> **What this task involves**: Go through the listing below. Copy each line that has the string "name".

(Excerpted data Opens)

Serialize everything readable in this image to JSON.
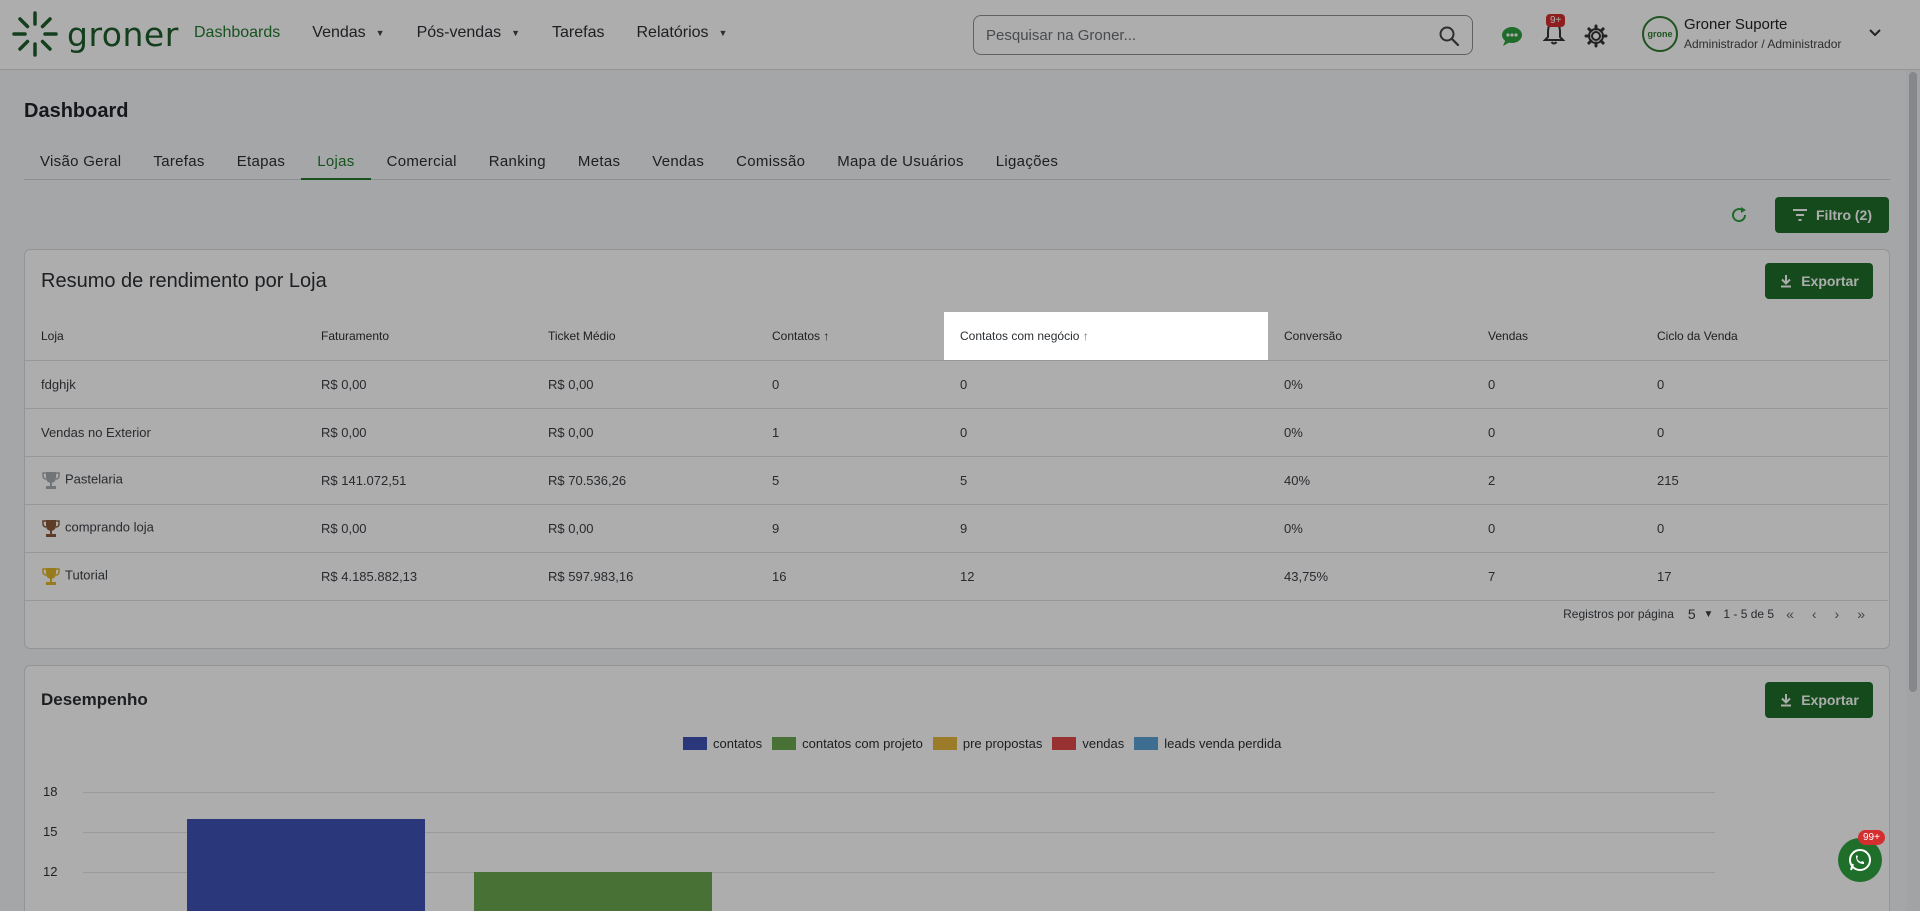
{
  "app": {
    "logo_text": "groner"
  },
  "nav": [
    {
      "label": "Dashboards",
      "active": true,
      "dropdown": false
    },
    {
      "label": "Vendas",
      "active": false,
      "dropdown": true
    },
    {
      "label": "Pós-vendas",
      "active": false,
      "dropdown": true
    },
    {
      "label": "Tarefas",
      "active": false,
      "dropdown": false
    },
    {
      "label": "Relatórios",
      "active": false,
      "dropdown": true
    }
  ],
  "search": {
    "placeholder": "Pesquisar na Groner..."
  },
  "notifications": {
    "badge": "9+"
  },
  "user": {
    "name": "Groner Suporte",
    "role": "Administrador / Administrador",
    "avatar_text": "grone"
  },
  "page": {
    "title": "Dashboard"
  },
  "tabs": [
    {
      "label": "Visão Geral",
      "active": false
    },
    {
      "label": "Tarefas",
      "active": false
    },
    {
      "label": "Etapas",
      "active": false
    },
    {
      "label": "Lojas",
      "active": true
    },
    {
      "label": "Comercial",
      "active": false
    },
    {
      "label": "Ranking",
      "active": false
    },
    {
      "label": "Metas",
      "active": false
    },
    {
      "label": "Vendas",
      "active": false
    },
    {
      "label": "Comissão",
      "active": false
    },
    {
      "label": "Mapa de Usuários",
      "active": false
    },
    {
      "label": "Ligações",
      "active": false
    }
  ],
  "filter_button": {
    "label": "Filtro (2)"
  },
  "summary_card": {
    "title": "Resumo de rendimento por Loja",
    "export_label": "Exportar",
    "columns": [
      "Loja",
      "Faturamento",
      "Ticket Médio",
      "Contatos",
      "Contatos com negócio",
      "Conversão",
      "Vendas",
      "Ciclo da Venda"
    ],
    "rows": [
      {
        "loja": "fdghjk",
        "trophy": "none",
        "faturamento": "R$ 0,00",
        "ticket": "R$ 0,00",
        "contatos": "0",
        "contatos_negocio": "0",
        "conversao": "0%",
        "vendas": "0",
        "ciclo": "0"
      },
      {
        "loja": "Vendas no Exterior",
        "trophy": "none",
        "faturamento": "R$ 0,00",
        "ticket": "R$ 0,00",
        "contatos": "1",
        "contatos_negocio": "0",
        "conversao": "0%",
        "vendas": "0",
        "ciclo": "0"
      },
      {
        "loja": "Pastelaria",
        "trophy": "silver",
        "faturamento": "R$ 141.072,51",
        "ticket": "R$ 70.536,26",
        "contatos": "5",
        "contatos_negocio": "5",
        "conversao": "40%",
        "vendas": "2",
        "ciclo": "215"
      },
      {
        "loja": "comprando loja",
        "trophy": "bronze",
        "faturamento": "R$ 0,00",
        "ticket": "R$ 0,00",
        "contatos": "9",
        "contatos_negocio": "9",
        "conversao": "0%",
        "vendas": "0",
        "ciclo": "0"
      },
      {
        "loja": "Tutorial",
        "trophy": "gold",
        "faturamento": "R$ 4.185.882,13",
        "ticket": "R$ 597.983,16",
        "contatos": "16",
        "contatos_negocio": "12",
        "conversao": "43,75%",
        "vendas": "7",
        "ciclo": "17"
      }
    ],
    "pagination": {
      "label": "Registros por página",
      "per_page": "5",
      "range": "1 - 5 de 5"
    }
  },
  "performance_card": {
    "title": "Desempenho",
    "export_label": "Exportar"
  },
  "chart_data": {
    "type": "bar",
    "series": [
      {
        "name": "contatos",
        "color": "#3f51b5",
        "value": 16
      },
      {
        "name": "contatos com projeto",
        "color": "#6aa84f",
        "value": 12
      },
      {
        "name": "pre propostas",
        "color": "#e6b73b",
        "value": null
      },
      {
        "name": "vendas",
        "color": "#e04b4b",
        "value": null
      },
      {
        "name": "leads venda perdida",
        "color": "#5aa3d6",
        "value": null
      }
    ],
    "yticks": [
      "18",
      "15",
      "12"
    ],
    "ylim_visible": [
      12,
      18
    ],
    "legend_position": "top-center",
    "grid": true
  },
  "whatsapp": {
    "badge": "99+"
  },
  "colors": {
    "brand": "#237a2f",
    "button": "#1f6f2a",
    "highlight": "#3ed39a"
  }
}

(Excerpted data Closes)

> **Response to this task**:
    "name": "Groner Suporte",
        "name": "contatos",
        "name": "contatos com projeto",
        "name": "pre propostas",
        "name": "vendas",
        "name": "leads venda perdida",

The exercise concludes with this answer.